Documented Immigrants Face Barriers in Health Care, Other Professions
Limited English-language skills and a lack of U.S. credentials keep many documented immigrants from working as health care professionals or in other careers that they held in their native country, according to a report by the Washington, D.C.-based Migration Policy Institute, the Los Angeles Times reports.
According to the report, more than 1.3 million college-educated documented immigrants are unemployed or working in unskilled jobs in the U.S., with about one-fourth living in California.
Complicating matters for immigrants trained as health care professionals, U.S. medical systems also often require coursework that is not generally required abroad like psychiatric and maternity nursing, according to Julie Hughes-Lederer, interim director of the Los Angeles County Regional Health Occupations Resource Center.
Need for Physicians
California faces a shortage of health professionals who can speak the language and understand the state's diverse population, the Times reports.

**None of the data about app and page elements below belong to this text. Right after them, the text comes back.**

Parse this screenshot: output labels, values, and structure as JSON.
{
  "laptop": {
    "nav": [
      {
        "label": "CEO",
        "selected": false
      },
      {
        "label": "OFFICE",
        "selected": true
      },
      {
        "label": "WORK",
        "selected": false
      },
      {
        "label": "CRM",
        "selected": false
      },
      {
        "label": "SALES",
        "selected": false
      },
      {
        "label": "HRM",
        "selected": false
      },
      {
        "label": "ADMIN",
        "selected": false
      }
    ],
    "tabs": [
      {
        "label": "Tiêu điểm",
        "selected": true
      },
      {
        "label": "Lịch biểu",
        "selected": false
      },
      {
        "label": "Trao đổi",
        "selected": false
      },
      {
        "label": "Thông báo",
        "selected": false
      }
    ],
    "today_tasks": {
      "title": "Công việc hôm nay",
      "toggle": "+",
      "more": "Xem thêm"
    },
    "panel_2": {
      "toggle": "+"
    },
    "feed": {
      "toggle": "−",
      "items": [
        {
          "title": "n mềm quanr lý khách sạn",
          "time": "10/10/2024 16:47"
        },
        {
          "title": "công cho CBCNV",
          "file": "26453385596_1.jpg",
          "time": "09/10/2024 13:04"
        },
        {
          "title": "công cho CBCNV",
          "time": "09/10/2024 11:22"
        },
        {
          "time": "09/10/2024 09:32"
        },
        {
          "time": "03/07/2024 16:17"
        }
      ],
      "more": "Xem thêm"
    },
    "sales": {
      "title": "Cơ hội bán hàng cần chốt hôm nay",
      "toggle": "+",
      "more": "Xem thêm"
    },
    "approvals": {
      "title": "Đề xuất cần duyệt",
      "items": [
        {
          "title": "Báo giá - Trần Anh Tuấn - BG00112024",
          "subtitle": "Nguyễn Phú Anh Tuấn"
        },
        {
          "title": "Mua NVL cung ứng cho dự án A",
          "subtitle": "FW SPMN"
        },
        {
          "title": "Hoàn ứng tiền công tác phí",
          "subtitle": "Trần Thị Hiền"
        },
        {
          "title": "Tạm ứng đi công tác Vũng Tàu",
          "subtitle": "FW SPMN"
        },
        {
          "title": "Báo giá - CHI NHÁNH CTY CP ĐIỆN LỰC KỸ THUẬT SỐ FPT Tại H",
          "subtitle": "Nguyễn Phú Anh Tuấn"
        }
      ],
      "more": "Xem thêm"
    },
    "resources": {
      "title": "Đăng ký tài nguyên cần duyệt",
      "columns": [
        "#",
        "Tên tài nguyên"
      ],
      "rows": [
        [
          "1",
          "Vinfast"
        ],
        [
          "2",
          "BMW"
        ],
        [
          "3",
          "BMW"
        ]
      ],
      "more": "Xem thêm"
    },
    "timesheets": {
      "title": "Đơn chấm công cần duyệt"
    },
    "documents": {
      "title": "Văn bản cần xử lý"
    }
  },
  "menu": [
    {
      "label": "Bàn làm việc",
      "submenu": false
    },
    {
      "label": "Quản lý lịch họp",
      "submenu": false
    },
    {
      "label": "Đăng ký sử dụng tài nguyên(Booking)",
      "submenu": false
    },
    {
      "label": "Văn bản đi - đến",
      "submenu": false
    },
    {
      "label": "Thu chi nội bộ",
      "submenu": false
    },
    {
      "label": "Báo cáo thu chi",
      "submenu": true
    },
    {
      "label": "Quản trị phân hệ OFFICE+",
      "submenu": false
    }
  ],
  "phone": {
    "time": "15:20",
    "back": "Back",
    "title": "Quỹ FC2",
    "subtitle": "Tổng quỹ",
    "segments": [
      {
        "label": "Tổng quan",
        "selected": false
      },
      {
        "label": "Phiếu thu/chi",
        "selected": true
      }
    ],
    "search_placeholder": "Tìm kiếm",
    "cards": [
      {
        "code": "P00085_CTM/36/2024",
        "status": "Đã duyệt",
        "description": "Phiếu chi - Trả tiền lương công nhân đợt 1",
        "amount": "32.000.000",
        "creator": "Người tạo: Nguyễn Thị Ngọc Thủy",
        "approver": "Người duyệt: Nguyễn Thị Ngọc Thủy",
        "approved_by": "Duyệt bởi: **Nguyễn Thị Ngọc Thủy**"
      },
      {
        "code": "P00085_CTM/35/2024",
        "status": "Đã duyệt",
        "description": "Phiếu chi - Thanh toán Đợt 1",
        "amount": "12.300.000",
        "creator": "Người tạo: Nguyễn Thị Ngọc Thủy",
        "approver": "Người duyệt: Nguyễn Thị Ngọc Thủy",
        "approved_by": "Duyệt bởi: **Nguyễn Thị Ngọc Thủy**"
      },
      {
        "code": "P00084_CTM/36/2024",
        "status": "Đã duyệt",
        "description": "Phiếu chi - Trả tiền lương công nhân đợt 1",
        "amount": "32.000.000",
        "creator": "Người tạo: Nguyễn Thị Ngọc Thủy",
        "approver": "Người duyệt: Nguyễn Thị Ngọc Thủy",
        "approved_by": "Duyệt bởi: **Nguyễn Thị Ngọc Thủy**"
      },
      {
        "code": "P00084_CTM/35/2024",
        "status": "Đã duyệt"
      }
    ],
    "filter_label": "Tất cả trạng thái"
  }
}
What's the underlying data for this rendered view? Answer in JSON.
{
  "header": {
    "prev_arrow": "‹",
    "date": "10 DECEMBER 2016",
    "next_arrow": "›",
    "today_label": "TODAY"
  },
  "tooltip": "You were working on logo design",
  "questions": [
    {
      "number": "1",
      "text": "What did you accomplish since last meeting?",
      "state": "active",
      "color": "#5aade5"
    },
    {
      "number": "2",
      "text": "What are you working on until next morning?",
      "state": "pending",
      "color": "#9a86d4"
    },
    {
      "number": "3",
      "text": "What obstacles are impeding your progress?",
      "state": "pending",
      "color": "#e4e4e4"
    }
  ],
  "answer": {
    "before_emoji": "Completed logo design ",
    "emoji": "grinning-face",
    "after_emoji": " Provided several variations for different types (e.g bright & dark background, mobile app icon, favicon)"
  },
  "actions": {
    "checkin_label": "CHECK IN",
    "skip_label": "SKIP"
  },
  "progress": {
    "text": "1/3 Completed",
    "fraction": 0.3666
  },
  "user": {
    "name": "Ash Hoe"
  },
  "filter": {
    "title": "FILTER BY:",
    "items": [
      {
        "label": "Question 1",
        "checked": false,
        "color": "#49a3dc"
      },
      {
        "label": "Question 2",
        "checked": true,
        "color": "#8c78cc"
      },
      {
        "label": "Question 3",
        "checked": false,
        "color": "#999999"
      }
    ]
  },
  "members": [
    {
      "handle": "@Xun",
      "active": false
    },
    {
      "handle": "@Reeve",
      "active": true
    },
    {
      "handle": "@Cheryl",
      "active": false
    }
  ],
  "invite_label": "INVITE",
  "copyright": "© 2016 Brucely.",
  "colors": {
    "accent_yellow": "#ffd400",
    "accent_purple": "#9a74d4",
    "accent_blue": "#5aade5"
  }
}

According to data compiled by the Welcome Back Initiative -- a program that aims to help immigrants overcome barriers to practicing in the state -- Hispanics make up 35.5% of California's population but only 5.2% of its physicians and 5.7% of its registered nurses.
In addition, the nation's physician shortage could be compounded by the retirement of the baby boomers, according to Michael Fix, senior vice president of MPI.
To help immigrant professionals work in their original careers, the MPI report advocates:
- More language and workforce training;
- National coordination of credential criteria;
- Three-year transitional visas; and
- Expansion of programs that help documented immigrants obtain necessary credentials to work in their field of training (Watanabe, Los Angeles Times, 11/11).